**Dataset records**

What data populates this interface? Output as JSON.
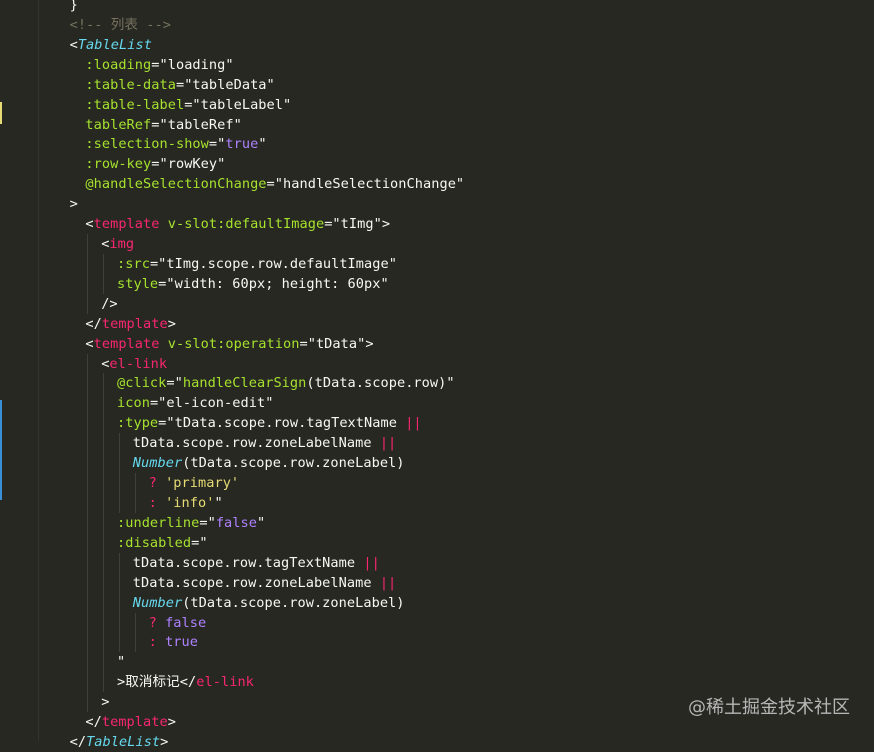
{
  "theme": {
    "background": "#272822",
    "gutter_mark_modified": "#e6db74",
    "gutter_mark_added": "#3a8fd6"
  },
  "watermark": "@稀土掘金技术社区",
  "code_lines": [
    {
      "indent": 2,
      "tokens": [
        {
          "t": "}",
          "c": "punc"
        }
      ]
    },
    {
      "indent": 2,
      "tokens": [
        {
          "t": "<!-- 列表 -->",
          "c": "comment"
        }
      ]
    },
    {
      "indent": 2,
      "tokens": [
        {
          "t": "<",
          "c": "punc"
        },
        {
          "t": "TableList",
          "c": "comp"
        }
      ]
    },
    {
      "indent": 3,
      "tokens": [
        {
          "t": ":loading",
          "c": "attr"
        },
        {
          "t": "=\"loading\"",
          "c": "str"
        }
      ]
    },
    {
      "indent": 3,
      "tokens": [
        {
          "t": ":table-data",
          "c": "attr"
        },
        {
          "t": "=\"tableData\"",
          "c": "str"
        }
      ]
    },
    {
      "indent": 3,
      "tokens": [
        {
          "t": ":table-label",
          "c": "attr"
        },
        {
          "t": "=\"tableLabel\"",
          "c": "str"
        }
      ]
    },
    {
      "indent": 3,
      "tokens": [
        {
          "t": "tableRef",
          "c": "attr"
        },
        {
          "t": "=\"tableRef\"",
          "c": "str"
        }
      ]
    },
    {
      "indent": 3,
      "tokens": [
        {
          "t": ":selection-show",
          "c": "attr"
        },
        {
          "t": "=\"",
          "c": "str"
        },
        {
          "t": "true",
          "c": "const"
        },
        {
          "t": "\"",
          "c": "str"
        }
      ]
    },
    {
      "indent": 3,
      "tokens": [
        {
          "t": ":row-key",
          "c": "attr"
        },
        {
          "t": "=\"rowKey\"",
          "c": "str"
        }
      ]
    },
    {
      "indent": 3,
      "tokens": [
        {
          "t": "@handleSelectionChange",
          "c": "attr"
        },
        {
          "t": "=\"handleSelectionChange\"",
          "c": "str"
        }
      ]
    },
    {
      "indent": 2,
      "tokens": [
        {
          "t": ">",
          "c": "punc"
        }
      ]
    },
    {
      "indent": 3,
      "tokens": [
        {
          "t": "<",
          "c": "punc"
        },
        {
          "t": "template",
          "c": "tag"
        },
        {
          "t": " v-slot:defaultImage",
          "c": "attr"
        },
        {
          "t": "=\"tImg\">",
          "c": "str"
        }
      ]
    },
    {
      "indent": 4,
      "tokens": [
        {
          "t": "<",
          "c": "punc"
        },
        {
          "t": "img",
          "c": "tag"
        }
      ]
    },
    {
      "indent": 5,
      "tokens": [
        {
          "t": ":src",
          "c": "attr"
        },
        {
          "t": "=\"tImg.scope.row.defaultImage\"",
          "c": "str"
        }
      ]
    },
    {
      "indent": 5,
      "tokens": [
        {
          "t": "style",
          "c": "attr"
        },
        {
          "t": "=\"width: 60px; height: 60px\"",
          "c": "str"
        }
      ]
    },
    {
      "indent": 4,
      "tokens": [
        {
          "t": "/>",
          "c": "punc"
        }
      ]
    },
    {
      "indent": 3,
      "tokens": [
        {
          "t": "</",
          "c": "punc"
        },
        {
          "t": "template",
          "c": "tag"
        },
        {
          "t": ">",
          "c": "punc"
        }
      ]
    },
    {
      "indent": 3,
      "tokens": [
        {
          "t": "<",
          "c": "punc"
        },
        {
          "t": "template",
          "c": "tag"
        },
        {
          "t": " v-slot:operation",
          "c": "attr"
        },
        {
          "t": "=\"tData\">",
          "c": "str"
        }
      ]
    },
    {
      "indent": 4,
      "tokens": [
        {
          "t": "<",
          "c": "punc"
        },
        {
          "t": "el-link",
          "c": "tag"
        }
      ]
    },
    {
      "indent": 5,
      "tokens": [
        {
          "t": "@click",
          "c": "attr"
        },
        {
          "t": "=\"",
          "c": "str"
        },
        {
          "t": "handleClearSign",
          "c": "attr"
        },
        {
          "t": "(tData.scope.row)\"",
          "c": "str"
        }
      ]
    },
    {
      "indent": 5,
      "tokens": [
        {
          "t": "icon",
          "c": "attr"
        },
        {
          "t": "=\"el-icon-edit\"",
          "c": "str"
        }
      ]
    },
    {
      "indent": 5,
      "tokens": [
        {
          "t": ":type",
          "c": "attr"
        },
        {
          "t": "=\"tData.scope.row.tagTextName ",
          "c": "str"
        },
        {
          "t": "||",
          "c": "op"
        }
      ]
    },
    {
      "indent": 6,
      "tokens": [
        {
          "t": "tData.scope.row.zoneLabelName ",
          "c": "str"
        },
        {
          "t": "||",
          "c": "op"
        }
      ]
    },
    {
      "indent": 6,
      "tokens": [
        {
          "t": "Number",
          "c": "comp"
        },
        {
          "t": "(tData.scope.row.zoneLabel)",
          "c": "str"
        }
      ]
    },
    {
      "indent": 7,
      "tokens": [
        {
          "t": "? ",
          "c": "op"
        },
        {
          "t": "'primary'",
          "c": "yel"
        }
      ]
    },
    {
      "indent": 7,
      "tokens": [
        {
          "t": ": ",
          "c": "op"
        },
        {
          "t": "'info'",
          "c": "yel"
        },
        {
          "t": "\"",
          "c": "str"
        }
      ]
    },
    {
      "indent": 5,
      "tokens": [
        {
          "t": ":underline",
          "c": "attr"
        },
        {
          "t": "=\"",
          "c": "str"
        },
        {
          "t": "false",
          "c": "const"
        },
        {
          "t": "\"",
          "c": "str"
        }
      ]
    },
    {
      "indent": 5,
      "tokens": [
        {
          "t": ":disabled",
          "c": "attr"
        },
        {
          "t": "=\"",
          "c": "str"
        }
      ]
    },
    {
      "indent": 6,
      "tokens": [
        {
          "t": "tData.scope.row.tagTextName ",
          "c": "str"
        },
        {
          "t": "||",
          "c": "op"
        }
      ]
    },
    {
      "indent": 6,
      "tokens": [
        {
          "t": "tData.scope.row.zoneLabelName ",
          "c": "str"
        },
        {
          "t": "||",
          "c": "op"
        }
      ]
    },
    {
      "indent": 6,
      "tokens": [
        {
          "t": "Number",
          "c": "comp"
        },
        {
          "t": "(tData.scope.row.zoneLabel)",
          "c": "str"
        }
      ]
    },
    {
      "indent": 7,
      "tokens": [
        {
          "t": "? ",
          "c": "op"
        },
        {
          "t": "false",
          "c": "const"
        }
      ]
    },
    {
      "indent": 7,
      "tokens": [
        {
          "t": ": ",
          "c": "op"
        },
        {
          "t": "true",
          "c": "const"
        }
      ]
    },
    {
      "indent": 5,
      "tokens": [
        {
          "t": "\"",
          "c": "str"
        }
      ]
    },
    {
      "indent": 5,
      "tokens": [
        {
          "t": ">取消标记</",
          "c": "text"
        },
        {
          "t": "el-link",
          "c": "tag"
        }
      ]
    },
    {
      "indent": 4,
      "tokens": [
        {
          "t": ">",
          "c": "punc"
        }
      ]
    },
    {
      "indent": 3,
      "tokens": [
        {
          "t": "</",
          "c": "punc"
        },
        {
          "t": "template",
          "c": "tag"
        },
        {
          "t": ">",
          "c": "punc"
        }
      ]
    },
    {
      "indent": 2,
      "tokens": [
        {
          "t": "</",
          "c": "punc"
        },
        {
          "t": "TableList",
          "c": "comp"
        },
        {
          "t": ">",
          "c": "punc"
        }
      ]
    }
  ]
}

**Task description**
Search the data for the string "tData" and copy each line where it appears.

**Task output**
          "t": "=\"tData\">",
          "t": "(tData.scope.row)\"",
          "t": "=\"tData.scope.row.tagTextName ",
          "t": "tData.scope.row.zoneLabelName ",
          "t": "(tData.scope.row.zoneLabel)",
          "t": "tData.scope.row.tagTextName ",
          "t": "tData.scope.row.zoneLabelName ",
          "t": "(tData.scope.row.zoneLabel)",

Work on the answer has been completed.